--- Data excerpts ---

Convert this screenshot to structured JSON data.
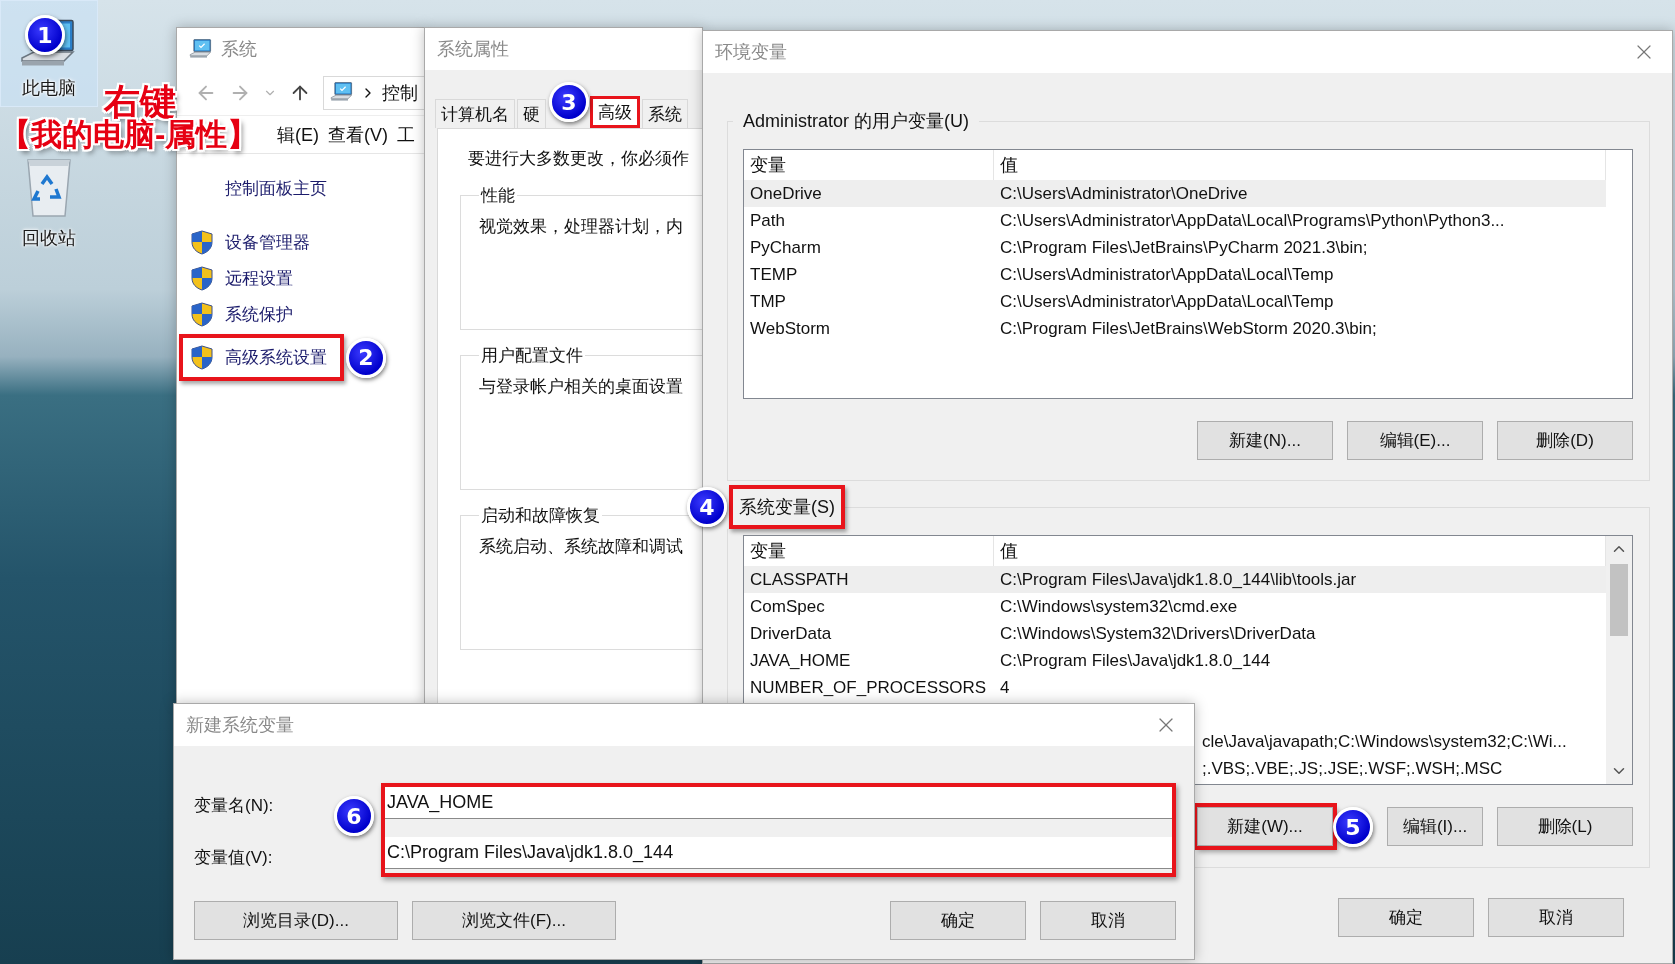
{
  "desktop": {
    "icons": [
      {
        "kind": "computer",
        "label": "此电脑",
        "selected": true,
        "step": "1"
      },
      {
        "kind": "recycle",
        "label": "回收站",
        "selected": false
      }
    ],
    "annotations": [
      "右键",
      "【我的电脑-属性】"
    ]
  },
  "system_window": {
    "title": "系统",
    "address": "控制",
    "menu": [
      "辑(E)",
      "查看(V)",
      "工"
    ],
    "sidebar": [
      {
        "kind": "link",
        "label": "控制面板主页",
        "highlighted": false
      },
      {
        "kind": "shield",
        "label": "设备管理器",
        "highlighted": false
      },
      {
        "kind": "shield",
        "label": "远程设置",
        "highlighted": false
      },
      {
        "kind": "shield",
        "label": "系统保护",
        "highlighted": false
      },
      {
        "kind": "shield",
        "label": "高级系统设置",
        "highlighted": true,
        "step": "2"
      }
    ]
  },
  "properties_window": {
    "title": "系统属性",
    "tabs": [
      {
        "label": "计算机名",
        "selected": false,
        "highlighted": false
      },
      {
        "label": "硬",
        "selected": false,
        "highlighted": false
      },
      {
        "label": "高级",
        "selected": true,
        "highlighted": true,
        "step": "3"
      },
      {
        "label": "系统",
        "selected": false,
        "highlighted": false
      }
    ],
    "notice": "要进行大多数更改，你必须作",
    "groups": [
      {
        "title": "性能",
        "text": "视觉效果，处理器计划，内"
      },
      {
        "title": "用户配置文件",
        "text": "与登录帐户相关的桌面设置"
      },
      {
        "title": "启动和故障恢复",
        "text": "系统启动、系统故障和调试"
      }
    ]
  },
  "environment_window": {
    "title": "环境变量",
    "user_variables": {
      "title": "Administrator 的用户变量(U)",
      "highlighted": false,
      "columns": [
        "变量",
        "值"
      ],
      "rows": [
        {
          "kind": "full",
          "name": "OneDrive",
          "value": "C:\\Users\\Administrator\\OneDrive",
          "selected": true
        },
        {
          "kind": "full",
          "name": "Path",
          "value": "C:\\Users\\Administrator\\AppData\\Local\\Programs\\Python\\Python3...",
          "selected": false
        },
        {
          "kind": "full",
          "name": "PyCharm",
          "value": "C:\\Program Files\\JetBrains\\PyCharm 2021.3\\bin;",
          "selected": false
        },
        {
          "kind": "full",
          "name": "TEMP",
          "value": "C:\\Users\\Administrator\\AppData\\Local\\Temp",
          "selected": false
        },
        {
          "kind": "full",
          "name": "TMP",
          "value": "C:\\Users\\Administrator\\AppData\\Local\\Temp",
          "selected": false
        },
        {
          "kind": "full",
          "name": "WebStorm",
          "value": "C:\\Program Files\\JetBrains\\WebStorm 2020.3\\bin;",
          "selected": false
        }
      ],
      "buttons": [
        {
          "label": "新建(N)...",
          "highlighted": false
        },
        {
          "label": "编辑(E)...",
          "highlighted": false
        },
        {
          "label": "删除(D)",
          "highlighted": false
        }
      ]
    },
    "system_variables": {
      "title": "系统变量(S)",
      "highlighted": true,
      "step": "4",
      "columns": [
        "变量",
        "值"
      ],
      "rows": [
        {
          "kind": "full",
          "name": "CLASSPATH",
          "value": "C:\\Program Files\\Java\\jdk1.8.0_144\\lib\\tools.jar",
          "selected": true
        },
        {
          "kind": "full",
          "name": "ComSpec",
          "value": "C:\\Windows\\system32\\cmd.exe",
          "selected": false
        },
        {
          "kind": "full",
          "name": "DriverData",
          "value": "C:\\Windows\\System32\\Drivers\\DriverData",
          "selected": false
        },
        {
          "kind": "full",
          "name": "JAVA_HOME",
          "value": "C:\\Program Files\\Java\\jdk1.8.0_144",
          "selected": false
        },
        {
          "kind": "full",
          "name": "NUMBER_OF_PROCESSORS",
          "value": "4",
          "selected": false
        },
        {
          "kind": "clipped",
          "value": "cle\\Java\\javapath;C:\\Windows\\system32;C:\\Wi...",
          "selected": false
        },
        {
          "kind": "clipped",
          "value": ";.VBS;.VBE;.JS;.JSE;.WSF;.WSH;.MSC",
          "selected": false
        }
      ],
      "buttons": [
        {
          "label": "新建(W)...",
          "highlighted": true,
          "step": "5"
        },
        {
          "label": "编辑(I)...",
          "highlighted": false
        },
        {
          "label": "删除(L)",
          "highlighted": false
        }
      ]
    },
    "buttons": [
      {
        "label": "确定",
        "highlighted": false
      },
      {
        "label": "取消",
        "highlighted": false
      }
    ]
  },
  "new_variable_dialog": {
    "title": "新建系统变量",
    "fields_highlighted": true,
    "step": "6",
    "fields": [
      {
        "label": "变量名(N):",
        "value": "JAVA_HOME"
      },
      {
        "label": "变量值(V):",
        "value": "C:\\Program Files\\Java\\jdk1.8.0_144"
      }
    ],
    "browse_buttons": [
      {
        "label": "浏览目录(D)...",
        "highlighted": false
      },
      {
        "label": "浏览文件(F)...",
        "highlighted": false
      }
    ],
    "buttons": [
      {
        "label": "确定",
        "highlighted": false
      },
      {
        "label": "取消",
        "highlighted": false
      }
    ]
  }
}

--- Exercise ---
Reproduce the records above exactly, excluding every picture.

--- Response to the exercise ---
Convert this screenshot to structured JSON data.
{
  "desktop": {
    "icons": [
      {
        "kind": "computer",
        "label": "此电脑",
        "selected": true,
        "step": "1"
      },
      {
        "kind": "recycle",
        "label": "回收站",
        "selected": false
      }
    ],
    "annotations": [
      "右键",
      "【我的电脑-属性】"
    ]
  },
  "system_window": {
    "title": "系统",
    "address": "控制",
    "menu": [
      "辑(E)",
      "查看(V)",
      "工"
    ],
    "sidebar": [
      {
        "kind": "link",
        "label": "控制面板主页",
        "highlighted": false
      },
      {
        "kind": "shield",
        "label": "设备管理器",
        "highlighted": false
      },
      {
        "kind": "shield",
        "label": "远程设置",
        "highlighted": false
      },
      {
        "kind": "shield",
        "label": "系统保护",
        "highlighted": false
      },
      {
        "kind": "shield",
        "label": "高级系统设置",
        "highlighted": true,
        "step": "2"
      }
    ]
  },
  "properties_window": {
    "title": "系统属性",
    "tabs": [
      {
        "label": "计算机名",
        "selected": false,
        "highlighted": false
      },
      {
        "label": "硬",
        "selected": false,
        "highlighted": false
      },
      {
        "label": "高级",
        "selected": true,
        "highlighted": true,
        "step": "3"
      },
      {
        "label": "系统",
        "selected": false,
        "highlighted": false
      }
    ],
    "notice": "要进行大多数更改，你必须作",
    "groups": [
      {
        "title": "性能",
        "text": "视觉效果，处理器计划，内"
      },
      {
        "title": "用户配置文件",
        "text": "与登录帐户相关的桌面设置"
      },
      {
        "title": "启动和故障恢复",
        "text": "系统启动、系统故障和调试"
      }
    ]
  },
  "environment_window": {
    "title": "环境变量",
    "user_variables": {
      "title": "Administrator 的用户变量(U)",
      "highlighted": false,
      "columns": [
        "变量",
        "值"
      ],
      "rows": [
        {
          "kind": "full",
          "name": "OneDrive",
          "value": "C:\\Users\\Administrator\\OneDrive",
          "selected": true
        },
        {
          "kind": "full",
          "name": "Path",
          "value": "C:\\Users\\Administrator\\AppData\\Local\\Programs\\Python\\Python3...",
          "selected": false
        },
        {
          "kind": "full",
          "name": "PyCharm",
          "value": "C:\\Program Files\\JetBrains\\PyCharm 2021.3\\bin;",
          "selected": false
        },
        {
          "kind": "full",
          "name": "TEMP",
          "value": "C:\\Users\\Administrator\\AppData\\Local\\Temp",
          "selected": false
        },
        {
          "kind": "full",
          "name": "TMP",
          "value": "C:\\Users\\Administrator\\AppData\\Local\\Temp",
          "selected": false
        },
        {
          "kind": "full",
          "name": "WebStorm",
          "value": "C:\\Program Files\\JetBrains\\WebStorm 2020.3\\bin;",
          "selected": false
        }
      ],
      "buttons": [
        {
          "label": "新建(N)...",
          "highlighted": false
        },
        {
          "label": "编辑(E)...",
          "highlighted": false
        },
        {
          "label": "删除(D)",
          "highlighted": false
        }
      ]
    },
    "system_variables": {
      "title": "系统变量(S)",
      "highlighted": true,
      "step": "4",
      "columns": [
        "变量",
        "值"
      ],
      "rows": [
        {
          "kind": "full",
          "name": "CLASSPATH",
          "value": "C:\\Program Files\\Java\\jdk1.8.0_144\\lib\\tools.jar",
          "selected": true
        },
        {
          "kind": "full",
          "name": "ComSpec",
          "value": "C:\\Windows\\system32\\cmd.exe",
          "selected": false
        },
        {
          "kind": "full",
          "name": "DriverData",
          "value": "C:\\Windows\\System32\\Drivers\\DriverData",
          "selected": false
        },
        {
          "kind": "full",
          "name": "JAVA_HOME",
          "value": "C:\\Program Files\\Java\\jdk1.8.0_144",
          "selected": false
        },
        {
          "kind": "full",
          "name": "NUMBER_OF_PROCESSORS",
          "value": "4",
          "selected": false
        },
        {
          "kind": "clipped",
          "value": "cle\\Java\\javapath;C:\\Windows\\system32;C:\\Wi...",
          "selected": false
        },
        {
          "kind": "clipped",
          "value": ";.VBS;.VBE;.JS;.JSE;.WSF;.WSH;.MSC",
          "selected": false
        }
      ],
      "buttons": [
        {
          "label": "新建(W)...",
          "highlighted": true,
          "step": "5"
        },
        {
          "label": "编辑(I)...",
          "highlighted": false
        },
        {
          "label": "删除(L)",
          "highlighted": false
        }
      ]
    },
    "buttons": [
      {
        "label": "确定",
        "highlighted": false
      },
      {
        "label": "取消",
        "highlighted": false
      }
    ]
  },
  "new_variable_dialog": {
    "title": "新建系统变量",
    "fields_highlighted": true,
    "step": "6",
    "fields": [
      {
        "label": "变量名(N):",
        "value": "JAVA_HOME"
      },
      {
        "label": "变量值(V):",
        "value": "C:\\Program Files\\Java\\jdk1.8.0_144"
      }
    ],
    "browse_buttons": [
      {
        "label": "浏览目录(D)...",
        "highlighted": false
      },
      {
        "label": "浏览文件(F)...",
        "highlighted": false
      }
    ],
    "buttons": [
      {
        "label": "确定",
        "highlighted": false
      },
      {
        "label": "取消",
        "highlighted": false
      }
    ]
  }
}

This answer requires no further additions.